          3. Management of interrupted supply chains or delayed deliveries.

(E) Identify and Implement Basic Infection Prevention Measures, including making soap and including making soap and water or hand sanitizers easily accessible, promoting frequent hand washing, maintaining regular housekeeping practices including routine cleaning and disinfecting of surfaces and equipment, and establishing policies and procedures for managing and educating visitors to your office.

(F) Provide for Prompt Identification and Isolation of Persons Infected or Suspected to be infected with COVID-19, including procedures to report when they have symptoms.

(G) Address Infectious Disease Preparedness with Outside Businesses. Ensure that outsiders who visit the office comply the regulations and the Infectious Disease Response Plan.

(H) If the Employer Opts to comply with any mandatory or non-mandatory CDC guidelines in lieu of the new OSHA regulations, identify the specific guidelines.

(I) Ensure compliance with all executive orders.

3. Engineering Controls Within the Workplace.

The employer must ensure that its business air-handling systems address COVID-19 related hazards by being maintained in accordance with the manufacturer’s instructions and complying with relevant ANSI standards.

4. Administrative and Work Practice Controls

To the extent possible, medium risk employers also must:

    • Prescreen or survey employees to verify that no employee has any signs or symptoms of COVID-19 before the start of each shift.
    • Provide flexible work hour or worksite policies (such as teleworking or staggered shifts) where possible, as well as increased distancing between employees and with others (such as customers) to six feet or greater.
    • Install physical barriers (such as clear plastic sneeze guards) where they will aid in mitigating the spread of COVID-19.
    • Deliver services remotely where possible, and deliver products through curbside pick-up or delivery.
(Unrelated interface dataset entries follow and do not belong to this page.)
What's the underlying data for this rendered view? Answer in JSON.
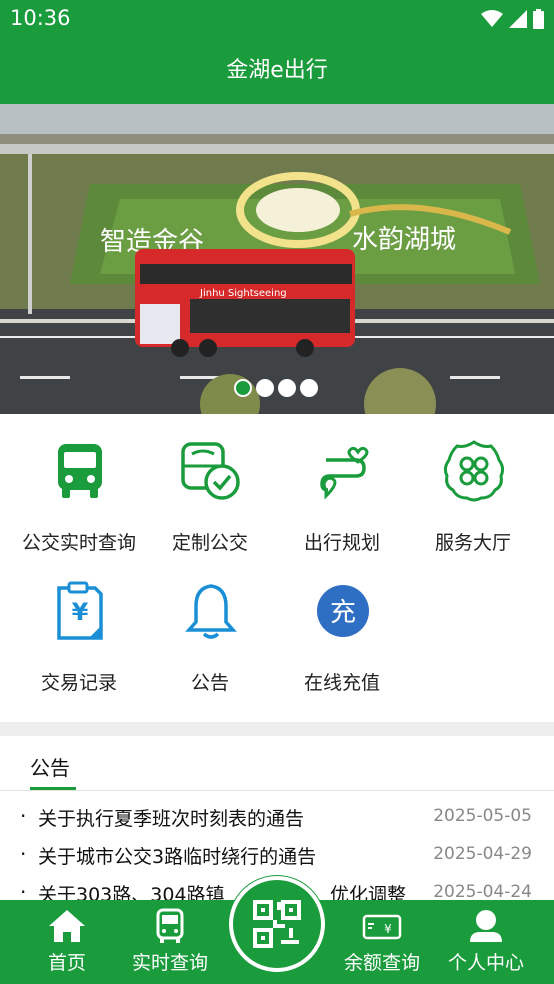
{
  "status_bar": {
    "time": "10:36"
  },
  "app_bar": {
    "title": "金湖e出行"
  },
  "banner": {
    "dots": 4,
    "active_dot": 0,
    "sign_text_left": "智造金谷",
    "sign_text_right": "水韵湖城",
    "bus_text": "Jinhu Sightseeing"
  },
  "services": [
    {
      "label": "公交实时查询",
      "icon": "bus-icon"
    },
    {
      "label": "定制公交",
      "icon": "custom-bus-icon"
    },
    {
      "label": "出行规划",
      "icon": "route-plan-icon"
    },
    {
      "label": "服务大厅",
      "icon": "service-hall-icon"
    },
    {
      "label": "交易记录",
      "icon": "transaction-record-icon"
    },
    {
      "label": "公告",
      "icon": "bell-icon"
    },
    {
      "label": "在线充值",
      "icon": "recharge-icon",
      "glyph": "充"
    }
  ],
  "notices": {
    "tab_label": "公告",
    "items": [
      {
        "title": "关于执行夏季班次时刻表的通告",
        "date": "2025-05-05"
      },
      {
        "title": "关于城市公交3路临时绕行的通告",
        "date": "2025-04-29"
      },
      {
        "title": "关于303路、304路镇",
        "date": "2025-04-24"
      }
    ],
    "partial_suffix": "优化调整"
  },
  "bottom_nav": {
    "home": "首页",
    "realtime": "实时查询",
    "balance": "余额查询",
    "profile": "个人中心"
  },
  "colors": {
    "brand": "#1a9b3c",
    "accent_blue": "#1a8fd6",
    "recharge_blue": "#2e6fc4"
  }
}
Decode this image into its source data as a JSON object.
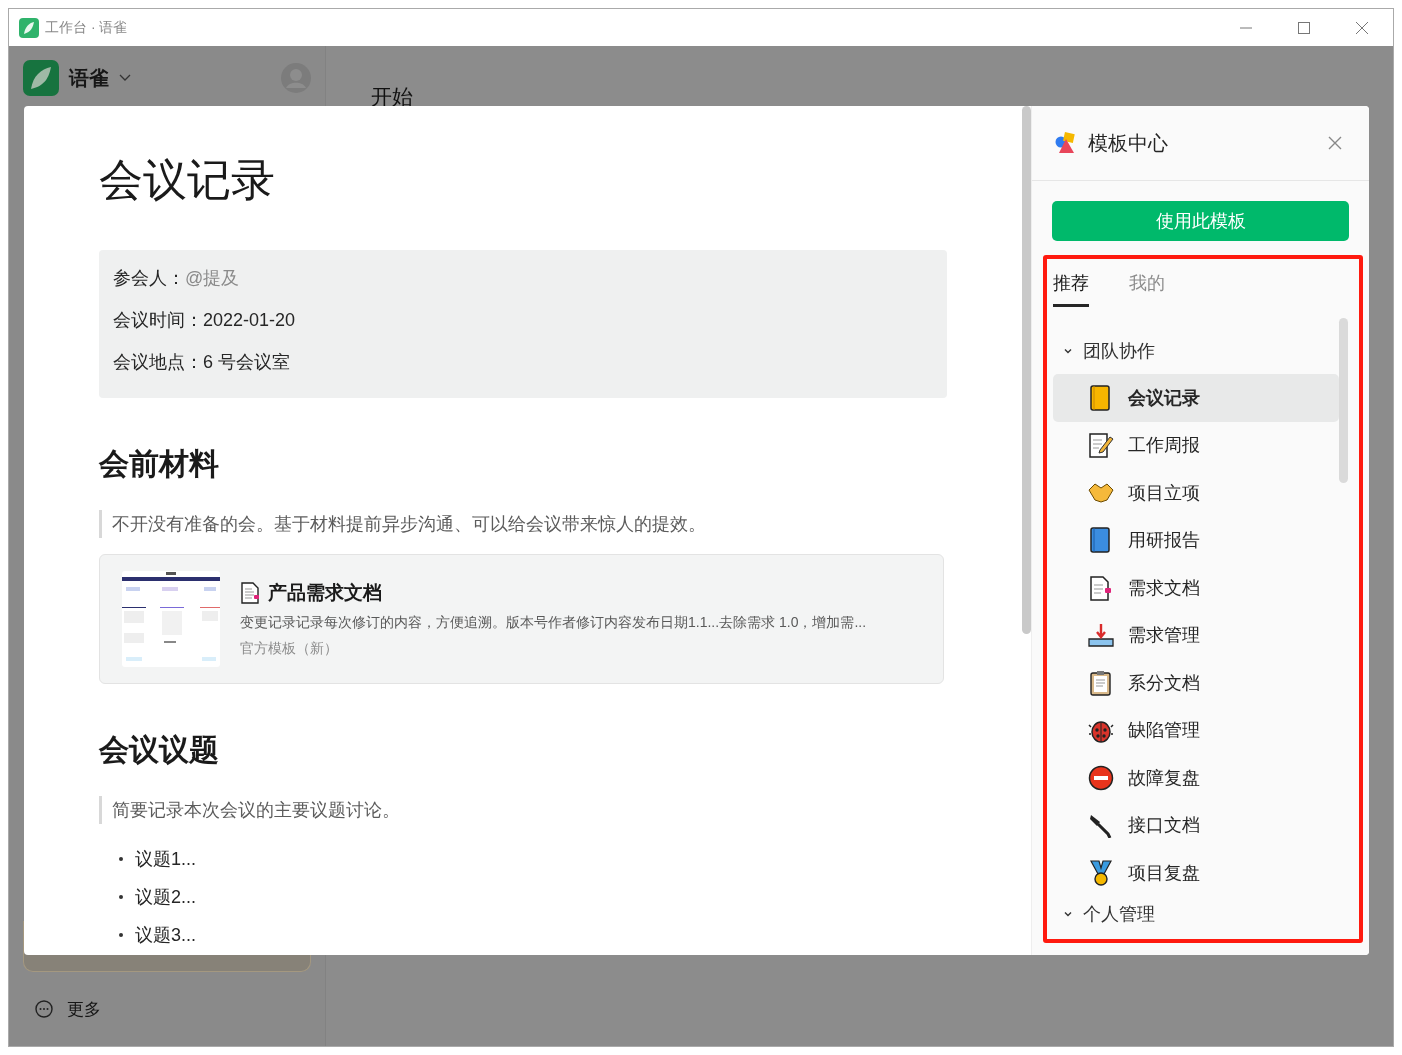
{
  "window": {
    "title": "工作台 · 语雀"
  },
  "app": {
    "brand": "语雀",
    "page_heading": "开始",
    "more": "更多"
  },
  "document": {
    "title": "会议记录",
    "info": [
      {
        "label": "参会人：",
        "value": "@提及",
        "muted": true
      },
      {
        "label": "会议时间：",
        "value": "2022-01-20",
        "muted": false
      },
      {
        "label": "会议地点：",
        "value": "6 号会议室",
        "muted": false
      }
    ],
    "sections": [
      {
        "heading": "会前材料",
        "quote": "不开没有准备的会。基于材料提前异步沟通、可以给会议带来惊人的提效。",
        "card": {
          "title": "产品需求文档",
          "description": "变更记录记录每次修订的内容，方便追溯。版本号作者修订内容发布日期1.1...去除需求 1.0，增加需...",
          "meta": "官方模板（新）"
        }
      },
      {
        "heading": "会议议题",
        "quote": "简要记录本次会议的主要议题讨论。",
        "bullets": [
          "议题1...",
          "议题2...",
          "议题3..."
        ]
      }
    ]
  },
  "template_panel": {
    "title": "模板中心",
    "use_button": "使用此模板",
    "tabs": [
      {
        "label": "推荐",
        "selected": true
      },
      {
        "label": "我的",
        "selected": false
      }
    ],
    "groups": [
      {
        "name": "团队协作",
        "expanded": true,
        "items": [
          {
            "label": "会议记录",
            "selected": true
          },
          {
            "label": "工作周报",
            "selected": false
          },
          {
            "label": "项目立项",
            "selected": false
          },
          {
            "label": "用研报告",
            "selected": false
          },
          {
            "label": "需求文档",
            "selected": false
          },
          {
            "label": "需求管理",
            "selected": false
          },
          {
            "label": "系分文档",
            "selected": false
          },
          {
            "label": "缺陷管理",
            "selected": false
          },
          {
            "label": "故障复盘",
            "selected": false
          },
          {
            "label": "接口文档",
            "selected": false
          },
          {
            "label": "项目复盘",
            "selected": false
          }
        ]
      },
      {
        "name": "个人管理",
        "expanded": true
      }
    ]
  }
}
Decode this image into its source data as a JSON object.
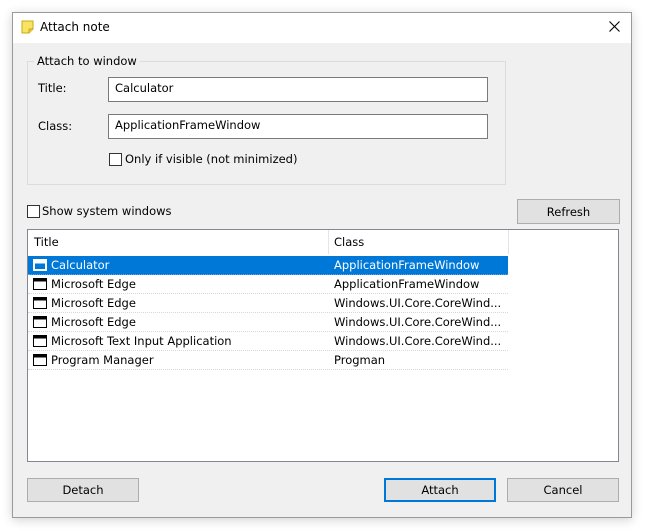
{
  "dialog": {
    "title": "Attach note",
    "icon": "sticky-note-icon"
  },
  "attach_group": {
    "legend": "Attach to window",
    "title_label": "Title:",
    "title_value": "Calculator",
    "class_label": "Class:",
    "class_value": "ApplicationFrameWindow",
    "only_visible_label": "Only if visible (not minimized)",
    "only_visible_checked": false
  },
  "show_system": {
    "label": "Show system windows",
    "checked": false
  },
  "refresh_label": "Refresh",
  "list": {
    "columns": [
      "Title",
      "Class"
    ],
    "rows": [
      {
        "title": "Calculator",
        "class": "ApplicationFrameWindow",
        "selected": true
      },
      {
        "title": "Microsoft Edge",
        "class": "ApplicationFrameWindow",
        "selected": false
      },
      {
        "title": "Microsoft Edge",
        "class": "Windows.UI.Core.CoreWind...",
        "selected": false
      },
      {
        "title": "Microsoft Edge",
        "class": "Windows.UI.Core.CoreWind...",
        "selected": false
      },
      {
        "title": "Microsoft Text Input Application",
        "class": "Windows.UI.Core.CoreWind...",
        "selected": false
      },
      {
        "title": "Program Manager",
        "class": "Progman",
        "selected": false
      }
    ]
  },
  "buttons": {
    "detach": "Detach",
    "attach": "Attach",
    "cancel": "Cancel"
  },
  "colors": {
    "selection": "#0078d7",
    "dialog_bg": "#f0f0f0",
    "note_yellow": "#f7e463"
  }
}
Employers must provide face coverings to employees who, because of their specific job tasks, cannot feasibly practice physical distancing from other employees or individuals (such as customers).
    • Provide facemasks to all employees with customer-facing jobs and require that they be worn.
    • Establish a reporting mechanism for individuals who have been or are suspected to have been infected to report their status to their employer. This includes a reporting procedure for the employer to warn any employee who may have been infected to quarantine while maintaining the confidentially of the infected person’s identity.

5. Training.

Finally, medium risk employers must provide comprehensive training for all employees. Adequate training will enable each employee to recognize the hazards, signs and symptoms, characteristics and methods of transmission of COVID-19. It also should include training each employee in risk-minimizing procedures and cover the requirements of the Emergency Temporary Standard and any other guidance the employer is complying with (such as from the CDC or another state).  Further, training must give employees notice of the various risk factors (such as underlying health conditions) posed by severe COVID-19, and make employees aware of the ability of pre-symptomatic and asymptomatic COVID-19 persons to transmit the disease. Training must inform employees of safe and healthy work practices, including physical distancing, disinfection procedures, proper ventilation, and safe ways to greet and interact with one another.

By following these highlighted Response Plan and Training requirements, Virginia’s “medium risk” employers can help promote improved safety in their workplace while getting back to work for the benefit of their customers and employees.

For specific assistance in complying with these new regulations (or any other COVID-19 related matter), please contact O’Hagan Meyer Virginia Labor & Employment team members Charlie Meyer at (804) 403-7101 or Joan McKenna at (804) 403-7107.

Authored by: Joan C. McKenna, Charles G. Meyer, III, and Ian McDowell, University of Richmond Law School